# YOUR GOAL
Each entry should appear in the answer exactly as written.

# DATA TO EXAMINE

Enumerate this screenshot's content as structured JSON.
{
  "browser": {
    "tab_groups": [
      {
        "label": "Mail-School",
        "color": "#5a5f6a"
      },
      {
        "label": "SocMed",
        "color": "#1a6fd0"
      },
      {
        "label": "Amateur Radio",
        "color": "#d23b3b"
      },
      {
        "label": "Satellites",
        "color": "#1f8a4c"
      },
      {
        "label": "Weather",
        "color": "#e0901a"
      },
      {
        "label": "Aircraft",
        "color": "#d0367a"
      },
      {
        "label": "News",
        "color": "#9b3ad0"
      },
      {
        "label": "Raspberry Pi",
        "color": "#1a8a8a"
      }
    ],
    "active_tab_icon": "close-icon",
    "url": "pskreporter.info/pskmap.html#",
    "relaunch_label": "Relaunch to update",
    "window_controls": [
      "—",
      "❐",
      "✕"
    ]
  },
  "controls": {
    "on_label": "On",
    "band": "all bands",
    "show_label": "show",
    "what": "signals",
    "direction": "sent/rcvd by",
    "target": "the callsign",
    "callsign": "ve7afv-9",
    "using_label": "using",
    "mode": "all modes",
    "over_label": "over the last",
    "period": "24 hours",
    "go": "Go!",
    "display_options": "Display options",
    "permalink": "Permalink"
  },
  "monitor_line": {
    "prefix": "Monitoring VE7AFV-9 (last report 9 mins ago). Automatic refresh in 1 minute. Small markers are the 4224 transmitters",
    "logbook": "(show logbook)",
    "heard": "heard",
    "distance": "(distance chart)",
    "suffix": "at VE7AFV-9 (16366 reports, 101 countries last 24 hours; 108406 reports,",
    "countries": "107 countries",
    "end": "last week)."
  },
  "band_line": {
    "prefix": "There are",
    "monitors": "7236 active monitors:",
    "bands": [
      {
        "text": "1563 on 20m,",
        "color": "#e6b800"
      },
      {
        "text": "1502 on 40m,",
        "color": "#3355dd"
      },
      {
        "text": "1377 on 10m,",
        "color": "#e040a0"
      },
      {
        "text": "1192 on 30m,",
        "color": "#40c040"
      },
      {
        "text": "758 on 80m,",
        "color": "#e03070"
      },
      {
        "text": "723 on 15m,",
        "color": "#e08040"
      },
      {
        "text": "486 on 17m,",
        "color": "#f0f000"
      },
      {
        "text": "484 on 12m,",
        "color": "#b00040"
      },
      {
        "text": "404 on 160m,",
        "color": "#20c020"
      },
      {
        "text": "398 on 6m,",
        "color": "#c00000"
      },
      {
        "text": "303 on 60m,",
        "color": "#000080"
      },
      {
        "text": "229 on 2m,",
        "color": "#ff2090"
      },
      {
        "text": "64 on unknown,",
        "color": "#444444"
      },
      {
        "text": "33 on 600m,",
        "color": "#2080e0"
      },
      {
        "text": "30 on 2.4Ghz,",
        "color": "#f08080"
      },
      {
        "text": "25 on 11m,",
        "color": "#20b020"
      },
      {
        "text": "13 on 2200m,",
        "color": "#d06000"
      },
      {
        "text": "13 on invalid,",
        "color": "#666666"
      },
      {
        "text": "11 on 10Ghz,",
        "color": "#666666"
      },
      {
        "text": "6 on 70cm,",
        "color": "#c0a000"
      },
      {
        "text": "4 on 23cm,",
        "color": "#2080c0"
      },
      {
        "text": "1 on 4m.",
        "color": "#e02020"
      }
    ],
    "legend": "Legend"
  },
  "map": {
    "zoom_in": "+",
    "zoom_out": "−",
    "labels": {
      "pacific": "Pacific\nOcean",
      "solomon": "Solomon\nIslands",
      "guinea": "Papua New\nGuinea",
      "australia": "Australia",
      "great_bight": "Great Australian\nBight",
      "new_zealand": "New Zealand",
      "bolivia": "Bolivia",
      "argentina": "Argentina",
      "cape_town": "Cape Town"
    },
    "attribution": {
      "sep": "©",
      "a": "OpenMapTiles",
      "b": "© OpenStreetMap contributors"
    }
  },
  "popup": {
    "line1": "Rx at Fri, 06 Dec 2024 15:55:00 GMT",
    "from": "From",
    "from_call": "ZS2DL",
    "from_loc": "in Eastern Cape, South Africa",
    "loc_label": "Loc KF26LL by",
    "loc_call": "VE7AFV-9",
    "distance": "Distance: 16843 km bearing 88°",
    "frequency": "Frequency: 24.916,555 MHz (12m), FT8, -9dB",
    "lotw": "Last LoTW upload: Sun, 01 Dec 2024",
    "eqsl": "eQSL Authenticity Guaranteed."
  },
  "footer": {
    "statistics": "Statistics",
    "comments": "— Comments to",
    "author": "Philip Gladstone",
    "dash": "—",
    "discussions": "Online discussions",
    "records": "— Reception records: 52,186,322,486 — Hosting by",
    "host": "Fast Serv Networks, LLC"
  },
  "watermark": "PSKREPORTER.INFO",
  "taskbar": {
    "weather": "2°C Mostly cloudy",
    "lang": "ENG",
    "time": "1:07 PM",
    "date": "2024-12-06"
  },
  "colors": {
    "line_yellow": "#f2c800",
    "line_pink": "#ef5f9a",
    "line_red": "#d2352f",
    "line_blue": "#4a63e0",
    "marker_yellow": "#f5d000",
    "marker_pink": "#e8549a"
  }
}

# OUTPUT
Enumerate this screenshot's content as structured JSON.
{
  "browser": {
    "tab_groups": [
      {
        "label": "Mail-School",
        "color": "#5a5f6a"
      },
      {
        "label": "SocMed",
        "color": "#1a6fd0"
      },
      {
        "label": "Amateur Radio",
        "color": "#d23b3b"
      },
      {
        "label": "Satellites",
        "color": "#1f8a4c"
      },
      {
        "label": "Weather",
        "color": "#e0901a"
      },
      {
        "label": "Aircraft",
        "color": "#d0367a"
      },
      {
        "label": "News",
        "color": "#9b3ad0"
      },
      {
        "label": "Raspberry Pi",
        "color": "#1a8a8a"
      }
    ],
    "active_tab_icon": "close-icon",
    "url": "pskreporter.info/pskmap.html#",
    "relaunch_label": "Relaunch to update",
    "window_controls": [
      "—",
      "❐",
      "✕"
    ]
  },
  "controls": {
    "on_label": "On",
    "band": "all bands",
    "show_label": "show",
    "what": "signals",
    "direction": "sent/rcvd by",
    "target": "the callsign",
    "callsign": "ve7afv-9",
    "using_label": "using",
    "mode": "all modes",
    "over_label": "over the last",
    "period": "24 hours",
    "go": "Go!",
    "display_options": "Display options",
    "permalink": "Permalink"
  },
  "monitor_line": {
    "prefix": "Monitoring VE7AFV-9 (last report 9 mins ago). Automatic refresh in 1 minute. Small markers are the 4224 transmitters",
    "logbook": "(show logbook)",
    "heard": "heard",
    "distance": "(distance chart)",
    "suffix": "at VE7AFV-9 (16366 reports, 101 countries last 24 hours; 108406 reports,",
    "countries": "107 countries",
    "end": "last week)."
  },
  "band_line": {
    "prefix": "There are",
    "monitors": "7236 active monitors:",
    "bands": [
      {
        "text": "1563 on 20m,",
        "color": "#e6b800"
      },
      {
        "text": "1502 on 40m,",
        "color": "#3355dd"
      },
      {
        "text": "1377 on 10m,",
        "color": "#e040a0"
      },
      {
        "text": "1192 on 30m,",
        "color": "#40c040"
      },
      {
        "text": "758 on 80m,",
        "color": "#e03070"
      },
      {
        "text": "723 on 15m,",
        "color": "#e08040"
      },
      {
        "text": "486 on 17m,",
        "color": "#f0f000"
      },
      {
        "text": "484 on 12m,",
        "color": "#b00040"
      },
      {
        "text": "404 on 160m,",
        "color": "#20c020"
      },
      {
        "text": "398 on 6m,",
        "color": "#c00000"
      },
      {
        "text": "303 on 60m,",
        "color": "#000080"
      },
      {
        "text": "229 on 2m,",
        "color": "#ff2090"
      },
      {
        "text": "64 on unknown,",
        "color": "#444444"
      },
      {
        "text": "33 on 600m,",
        "color": "#2080e0"
      },
      {
        "text": "30 on 2.4Ghz,",
        "color": "#f08080"
      },
      {
        "text": "25 on 11m,",
        "color": "#20b020"
      },
      {
        "text": "13 on 2200m,",
        "color": "#d06000"
      },
      {
        "text": "13 on invalid,",
        "color": "#666666"
      },
      {
        "text": "11 on 10Ghz,",
        "color": "#666666"
      },
      {
        "text": "6 on 70cm,",
        "color": "#c0a000"
      },
      {
        "text": "4 on 23cm,",
        "color": "#2080c0"
      },
      {
        "text": "1 on 4m.",
        "color": "#e02020"
      }
    ],
    "legend": "Legend"
  },
  "map": {
    "zoom_in": "+",
    "zoom_out": "−",
    "labels": {
      "pacific": "Pacific\nOcean",
      "solomon": "Solomon\nIslands",
      "guinea": "Papua New\nGuinea",
      "australia": "Australia",
      "great_bight": "Great Australian\nBight",
      "new_zealand": "New Zealand",
      "bolivia": "Bolivia",
      "argentina": "Argentina",
      "cape_town": "Cape Town"
    },
    "attribution": {
      "sep": "©",
      "a": "OpenMapTiles",
      "b": "© OpenStreetMap contributors"
    }
  },
  "popup": {
    "line1": "Rx at Fri, 06 Dec 2024 15:55:00 GMT",
    "from": "From",
    "from_call": "ZS2DL",
    "from_loc": "in Eastern Cape, South Africa",
    "loc_label": "Loc KF26LL by",
    "loc_call": "VE7AFV-9",
    "distance": "Distance: 16843 km bearing 88°",
    "frequency": "Frequency: 24.916,555 MHz (12m), FT8, -9dB",
    "lotw": "Last LoTW upload: Sun, 01 Dec 2024",
    "eqsl": "eQSL Authenticity Guaranteed."
  },
  "footer": {
    "statistics": "Statistics",
    "comments": "— Comments to",
    "author": "Philip Gladstone",
    "dash": "—",
    "discussions": "Online discussions",
    "records": "— Reception records: 52,186,322,486 — Hosting by",
    "host": "Fast Serv Networks, LLC"
  },
  "watermark": "PSKREPORTER.INFO",
  "taskbar": {
    "weather": "2°C Mostly cloudy",
    "lang": "ENG",
    "time": "1:07 PM",
    "date": "2024-12-06"
  },
  "colors": {
    "line_yellow": "#f2c800",
    "line_pink": "#ef5f9a",
    "line_red": "#d2352f",
    "line_blue": "#4a63e0",
    "marker_yellow": "#f5d000",
    "marker_pink": "#e8549a"
  }
}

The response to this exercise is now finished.